[Tweet “When a comic simply doesn’t make any sense if I ignore the commentary I usually stop reading altogether”]


I’ve Been Framed! – Framing Comic Panels

Panels are a vital part of a comic page. Without panels, virtually every page of a comic would be a splash page, and comics would essentially be storybooks. Many creators tend to frame each panel inside a border, but this doesn’t always have to be the case. Let’s take a look at a page that has 5 panels, each with a border.



It’s Called Freelancing – Part 3

Missed the first installment of this article series? Read it here.

So what exactly are fair rates? This is the million dollar question. It’s very difficult to get a straight answer, and everyone will give you a different one. Here are page rates as determined by the Graphic Artists Guild from a few years back:
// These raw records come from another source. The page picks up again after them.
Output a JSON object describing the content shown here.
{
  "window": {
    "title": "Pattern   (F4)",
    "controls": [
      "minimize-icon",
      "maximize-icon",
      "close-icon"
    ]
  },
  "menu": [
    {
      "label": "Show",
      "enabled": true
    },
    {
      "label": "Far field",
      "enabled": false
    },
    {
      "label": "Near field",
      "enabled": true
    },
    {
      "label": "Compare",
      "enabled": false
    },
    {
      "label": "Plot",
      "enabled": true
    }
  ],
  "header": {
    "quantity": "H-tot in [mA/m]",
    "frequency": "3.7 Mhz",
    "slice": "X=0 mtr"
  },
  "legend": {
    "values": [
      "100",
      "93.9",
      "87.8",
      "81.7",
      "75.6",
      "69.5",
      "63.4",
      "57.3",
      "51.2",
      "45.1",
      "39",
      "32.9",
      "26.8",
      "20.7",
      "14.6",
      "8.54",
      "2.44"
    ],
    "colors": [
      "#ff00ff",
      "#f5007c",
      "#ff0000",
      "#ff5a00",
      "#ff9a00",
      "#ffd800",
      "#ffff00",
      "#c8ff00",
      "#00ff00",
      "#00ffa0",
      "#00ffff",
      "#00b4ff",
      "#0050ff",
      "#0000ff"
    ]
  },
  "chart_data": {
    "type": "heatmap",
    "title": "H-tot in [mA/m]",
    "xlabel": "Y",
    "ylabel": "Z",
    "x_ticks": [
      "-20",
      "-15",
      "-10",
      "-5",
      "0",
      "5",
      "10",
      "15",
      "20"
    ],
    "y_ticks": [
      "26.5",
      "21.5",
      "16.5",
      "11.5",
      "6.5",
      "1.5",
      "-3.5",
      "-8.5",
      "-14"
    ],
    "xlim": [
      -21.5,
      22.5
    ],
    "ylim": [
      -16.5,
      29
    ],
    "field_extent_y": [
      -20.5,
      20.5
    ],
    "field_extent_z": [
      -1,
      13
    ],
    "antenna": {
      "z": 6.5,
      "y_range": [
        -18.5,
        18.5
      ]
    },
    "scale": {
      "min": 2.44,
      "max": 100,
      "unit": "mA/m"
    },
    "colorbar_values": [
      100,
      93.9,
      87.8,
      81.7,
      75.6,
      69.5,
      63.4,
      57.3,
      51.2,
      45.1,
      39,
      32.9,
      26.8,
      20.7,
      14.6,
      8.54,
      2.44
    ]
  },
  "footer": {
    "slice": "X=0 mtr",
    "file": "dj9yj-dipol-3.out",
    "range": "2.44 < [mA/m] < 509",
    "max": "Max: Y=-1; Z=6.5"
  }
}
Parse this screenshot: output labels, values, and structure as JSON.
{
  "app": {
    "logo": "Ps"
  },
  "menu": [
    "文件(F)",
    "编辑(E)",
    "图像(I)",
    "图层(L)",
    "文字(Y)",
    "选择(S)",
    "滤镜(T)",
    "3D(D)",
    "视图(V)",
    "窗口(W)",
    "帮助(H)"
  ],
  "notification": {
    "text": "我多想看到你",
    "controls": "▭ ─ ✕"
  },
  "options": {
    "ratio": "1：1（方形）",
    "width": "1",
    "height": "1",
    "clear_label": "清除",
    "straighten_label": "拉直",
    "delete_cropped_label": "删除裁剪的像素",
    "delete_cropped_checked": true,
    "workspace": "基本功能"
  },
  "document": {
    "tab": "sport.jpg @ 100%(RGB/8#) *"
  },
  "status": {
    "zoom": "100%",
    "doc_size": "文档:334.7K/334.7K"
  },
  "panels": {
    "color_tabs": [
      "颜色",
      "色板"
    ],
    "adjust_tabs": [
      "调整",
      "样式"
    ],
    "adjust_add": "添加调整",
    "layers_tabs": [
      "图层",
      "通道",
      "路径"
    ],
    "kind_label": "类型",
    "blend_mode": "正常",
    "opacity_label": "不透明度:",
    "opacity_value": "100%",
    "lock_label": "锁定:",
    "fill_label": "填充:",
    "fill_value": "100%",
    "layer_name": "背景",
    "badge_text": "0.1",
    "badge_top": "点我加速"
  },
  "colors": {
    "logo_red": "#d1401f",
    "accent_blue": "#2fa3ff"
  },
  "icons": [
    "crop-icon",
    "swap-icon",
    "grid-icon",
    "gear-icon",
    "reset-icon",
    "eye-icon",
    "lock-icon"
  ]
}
  • Writers (plot and script) $75-120
  • Painted art $150- 350
  • Layouts/Breakdowns $35-100
  • Penciled Art $55-200
  • Background art $10-25
  • Ink Art $45-150
  • Lettering $18-35
  • Lettering on overlay $20-35
  • Coloring art $75-150

Those are some pretty wide ranges, but it gives you an idea. Depending on your abilities, some employers may offer more, some may offer less. If you’re new to professional illustrating, these rates may be a little bit lower for the first few years as you gain experience. After looking at these, I feel that my rates are are actually rather low in a lot of cases, but they do fluctuate a lot. I take different variables into account before submitting a quote: the time frame involved, the complexity of the art, what style of coloring is needed (digital vs watercolor), who keeps the original art, what my other commitments are at the time of production, and anything else that may be a factor. Don’t forget that communication can eat up a lot of time, too. Sending emails, making phone calls, creating invoices – these things will eat up your time faster than you can imagine! Sometimes my rates are higher, sometimes they are lower. But I always quote what is fair to me based on the needs of the project. And see, writers should be getting paid a fair wage, too. But that’s a story for another time…
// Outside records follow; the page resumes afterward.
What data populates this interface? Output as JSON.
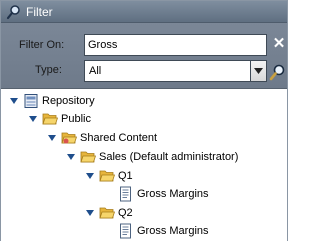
{
  "window": {
    "title": "Filter"
  },
  "filter": {
    "filter_on_label": "Filter On:",
    "filter_on_value": "Gross",
    "type_label": "Type:",
    "type_value": "All"
  },
  "tree": {
    "nodes": [
      {
        "label": "Repository",
        "icon": "repository-icon",
        "expanded": true
      },
      {
        "label": "Public",
        "icon": "folder-icon",
        "expanded": true
      },
      {
        "label": "Shared Content",
        "icon": "folder-icon",
        "expanded": true
      },
      {
        "label": "Sales (Default administrator)",
        "icon": "folder-icon",
        "expanded": true
      },
      {
        "label": "Q1",
        "icon": "folder-icon",
        "expanded": true
      },
      {
        "label": "Gross Margins",
        "icon": "report-icon"
      },
      {
        "label": "Q2",
        "icon": "folder-icon",
        "expanded": true
      },
      {
        "label": "Gross Margins",
        "icon": "report-icon"
      }
    ]
  },
  "colors": {
    "header": "#6e7a8a",
    "folder": "#f2c94c",
    "accent": "#1f4e8c"
  }
}
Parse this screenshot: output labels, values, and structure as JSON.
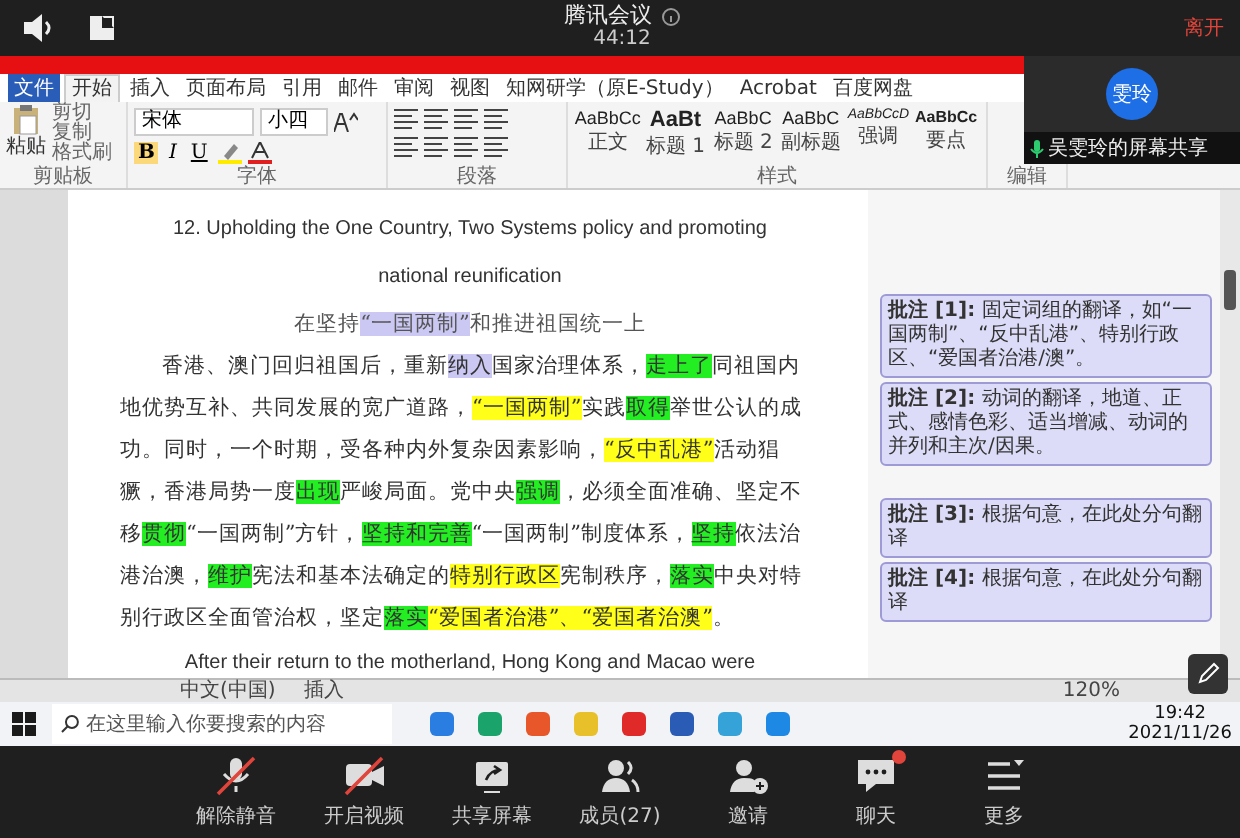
{
  "meeting": {
    "title": "腾讯会议",
    "elapsed": "44:12",
    "leave": "离开"
  },
  "video_tile": {
    "avatar": "雯玲",
    "caption": "吴雯玲的屏幕共享"
  },
  "word": {
    "tabs": [
      {
        "label": "文件",
        "kind": "file",
        "selected": false
      },
      {
        "label": "开始",
        "kind": "tab",
        "selected": true
      },
      {
        "label": "插入",
        "kind": "tab",
        "selected": false
      },
      {
        "label": "页面布局",
        "kind": "tab",
        "selected": false
      },
      {
        "label": "引用",
        "kind": "tab",
        "selected": false
      },
      {
        "label": "邮件",
        "kind": "tab",
        "selected": false
      },
      {
        "label": "审阅",
        "kind": "tab",
        "selected": false
      },
      {
        "label": "视图",
        "kind": "tab",
        "selected": false
      },
      {
        "label": "知网研学（原E-Study）",
        "kind": "tab",
        "selected": false
      },
      {
        "label": "Acrobat",
        "kind": "tab",
        "selected": false
      },
      {
        "label": "百度网盘",
        "kind": "tab",
        "selected": false
      }
    ],
    "clipboard": {
      "paste": "粘贴",
      "items": [
        "剪切",
        "复制",
        "格式刷"
      ]
    },
    "font": {
      "name": "宋体",
      "size": "小四",
      "buttons": [
        "B",
        "I",
        "U"
      ]
    },
    "styles": [
      {
        "sample": "AaBbCc",
        "label": "正文",
        "kind": "normal"
      },
      {
        "sample": "AaBt",
        "label": "标题 1",
        "kind": "heading"
      },
      {
        "sample": "AaBbC",
        "label": "标题 2",
        "kind": "normal"
      },
      {
        "sample": "AaBbC",
        "label": "副标题",
        "kind": "normal"
      },
      {
        "sample": "AaBbCcD",
        "label": "强调",
        "kind": "emphasis"
      },
      {
        "sample": "AaBbCc",
        "label": "要点",
        "kind": "strong"
      }
    ],
    "groups": [
      "剪贴板",
      "字体",
      "段落",
      "样式",
      "编辑"
    ],
    "document": {
      "heading": "12. Upholding the One Country, Two Systems policy and promoting national reunification",
      "subtitle": [
        {
          "text": "在坚持"
        },
        {
          "text": "“一国两制”",
          "color": "#cbc8f4"
        },
        {
          "text": "和推进祖国统一上"
        }
      ],
      "paragraph": [
        {
          "text": "香港、澳门回归祖国后，重新"
        },
        {
          "text": "纳入",
          "color": "#cbc8f4"
        },
        {
          "text": "国家治理体系，"
        },
        {
          "text": "走上了",
          "color": "#22ee22"
        },
        {
          "text": "同祖国内地优势互补、共同发展的宽广道路，"
        },
        {
          "text": "“一国两制”",
          "color": "#ffff1a"
        },
        {
          "text": "实践"
        },
        {
          "text": "取得",
          "color": "#22ee22"
        },
        {
          "text": "举世公认的成功。同时，一个时期，受各种内外复杂因素影响，"
        },
        {
          "text": "“反中乱港”",
          "color": "#ffff1a"
        },
        {
          "text": "活动猖獗，香港局势一度"
        },
        {
          "text": "出现",
          "color": "#22ee22"
        },
        {
          "text": "严峻局面。党中央"
        },
        {
          "text": "强调",
          "color": "#22ee22"
        },
        {
          "text": "，必须全面准确、坚定不移"
        },
        {
          "text": "贯彻",
          "color": "#22ee22"
        },
        {
          "text": "“一国两制”方针，"
        },
        {
          "text": "坚持和完善",
          "color": "#22ee22"
        },
        {
          "text": "“一国两制”制度体系，"
        },
        {
          "text": "坚持",
          "color": "#22ee22"
        },
        {
          "text": "依法治港治澳，"
        },
        {
          "text": "维护",
          "color": "#22ee22"
        },
        {
          "text": "宪法和基本法确定的"
        },
        {
          "text": "特别行政区",
          "color": "#ffff1a"
        },
        {
          "text": "宪制秩序，"
        },
        {
          "text": "落实",
          "color": "#22ee22"
        },
        {
          "text": "中央对特别行政区全面管治权，坚定"
        },
        {
          "text": "落实",
          "color": "#22ee22"
        },
        {
          "text": "“爱国者治港”、“爱国者治澳”",
          "color": "#ffff1a"
        },
        {
          "text": "。"
        }
      ],
      "english": "After their return to the motherland, Hong Kong and Macao were"
    },
    "comments": [
      {
        "label": "批注 [1]:",
        "text": "固定词组的翻译，如“一国两制”、“反中乱港”、特别行政区、“爱国者治港/澳”。"
      },
      {
        "label": "批注 [2]:",
        "text": "动词的翻译，地道、正式、感情色彩、适当增减、动词的并列和主次/因果。"
      },
      {
        "label": "批注 [3]:",
        "text": "根据句意，在此处分句翻译"
      },
      {
        "label": "批注 [4]:",
        "text": "根据句意，在此处分句翻译"
      }
    ],
    "status_bar": {
      "language": "中文(中国)",
      "mode": "插入",
      "zoom": "120%"
    }
  },
  "taskbar": {
    "search_placeholder": "在这里输入你要搜索的内容",
    "time": "19:42",
    "date": "2021/11/26"
  },
  "toolbar": [
    {
      "label": "解除静音",
      "kind": "mic",
      "off": true,
      "badge": false
    },
    {
      "label": "开启视频",
      "kind": "camera",
      "off": true,
      "badge": false
    },
    {
      "label": "共享屏幕",
      "kind": "share",
      "off": false,
      "badge": false
    },
    {
      "label": "成员(27)",
      "kind": "members",
      "off": false,
      "badge": false
    },
    {
      "label": "邀请",
      "kind": "invite",
      "off": false,
      "badge": false
    },
    {
      "label": "聊天",
      "kind": "chat",
      "off": false,
      "badge": true
    },
    {
      "label": "更多",
      "kind": "more",
      "off": false,
      "badge": false
    }
  ]
}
It’s Called Freelancing – Part 1

[Tweet “What do you charge for your freelance illustration work? The answer – probably not enough! “]
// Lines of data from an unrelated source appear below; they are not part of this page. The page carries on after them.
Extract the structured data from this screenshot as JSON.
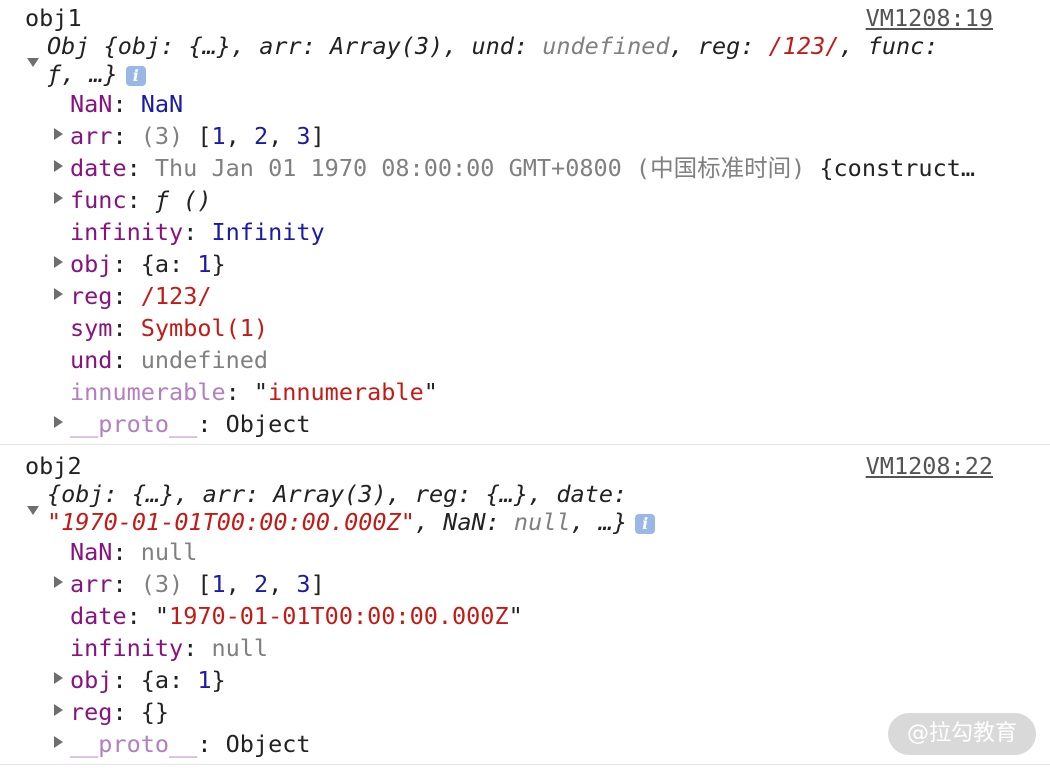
{
  "messages": [
    {
      "label": "obj1",
      "source": "VM1208:19",
      "preview_line1": {
        "open": "Obj {",
        "obj_key": "obj",
        "obj_val": "{…}",
        "arr_key": "arr",
        "arr_val": "Array(3)",
        "und_key": "und",
        "und_val": "undefined",
        "reg_key": "reg",
        "reg_val": "/123/",
        "func_key": "func"
      },
      "preview_line2": {
        "func_val": "ƒ",
        "tail": ", …}"
      },
      "info_icon": "i",
      "props": {
        "nan": {
          "key": "NaN",
          "value": "NaN"
        },
        "arr": {
          "key": "arr",
          "count": "(3)",
          "open": "[",
          "v1": "1",
          "v2": "2",
          "v3": "3",
          "close": "]"
        },
        "date": {
          "key": "date",
          "value": "Thu Jan 01 1970 08:00:00 GMT+0800 (中国标准时间)",
          "extra": "{construct…"
        },
        "func": {
          "key": "func",
          "value": "ƒ ()"
        },
        "infinity": {
          "key": "infinity",
          "value": "Infinity"
        },
        "obj": {
          "key": "obj",
          "open": "{a: ",
          "v": "1",
          "close": "}"
        },
        "reg": {
          "key": "reg",
          "value": "/123/"
        },
        "sym": {
          "key": "sym",
          "value": "Symbol(1)"
        },
        "und": {
          "key": "und",
          "value": "undefined"
        },
        "innum": {
          "key": "innumerable",
          "value": "innumerable"
        },
        "proto": {
          "key": "__proto__",
          "value": "Object"
        }
      }
    },
    {
      "label": "obj2",
      "source": "VM1208:22",
      "preview_line1": {
        "open": "{",
        "obj_key": "obj",
        "obj_val": "{…}",
        "arr_key": "arr",
        "arr_val": "Array(3)",
        "reg_key": "reg",
        "reg_val": "{…}",
        "date_key": "date"
      },
      "preview_line2": {
        "date_val": "1970-01-01T00:00:00.000Z",
        "nan_key": "NaN",
        "nan_val": "null",
        "tail": ", …}"
      },
      "info_icon": "i",
      "props": {
        "nan": {
          "key": "NaN",
          "value": "null"
        },
        "arr": {
          "key": "arr",
          "count": "(3)",
          "open": "[",
          "v1": "1",
          "v2": "2",
          "v3": "3",
          "close": "]"
        },
        "date": {
          "key": "date",
          "value": "1970-01-01T00:00:00.000Z"
        },
        "infinity": {
          "key": "infinity",
          "value": "null"
        },
        "obj": {
          "key": "obj",
          "open": "{a: ",
          "v": "1",
          "close": "}"
        },
        "reg": {
          "key": "reg",
          "value": "{}"
        },
        "proto": {
          "key": "__proto__",
          "value": "Object"
        }
      }
    }
  ],
  "watermark": "@拉勾教育",
  "colors": {
    "key": "#881280",
    "number": "#1a1aa6",
    "string": "#c41a16",
    "muted": "#808080",
    "info": "#9ab7e8"
  }
}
What do you charge for your freelance illustration work? The answer – probably not enough! There seems to be a growing trend in the indie comics community in which freelancers are not getting paid fair rates for their work. It sickens me when I peruse Deviant Art and see countless artists offering their talents for a measly $5 per page. It’s infuriating when I look through job offers on Digital Webbing that offer a whopping $20 per page, yet come with a list of complicated demands. It drives me to the brink of insanity when I spend all day on Craigslist only to uncover ad after ad ending with “I can’t afford to pay you at this time, but you can add the work to your portfolio and we can split the profits (if there are any – which there almost never is).”


DIY Comics: Cutting Out The Middle Man

[Tweet “…comics are about story, art, and innovation.”]

When I committed to creating a comic, I knew that publishing with one of the big companies anytime soon was not a reality. I was introduced to web comics as a serious avenue at Comic Con New Orleans 2010. I’ve since created two web comics. Comics have been in my life as long as I can remember. For me, comics are about story, art, and innovation. I rarely bought for the sake of collecting. Coming to terms with that, I had no problem with the web comic medium.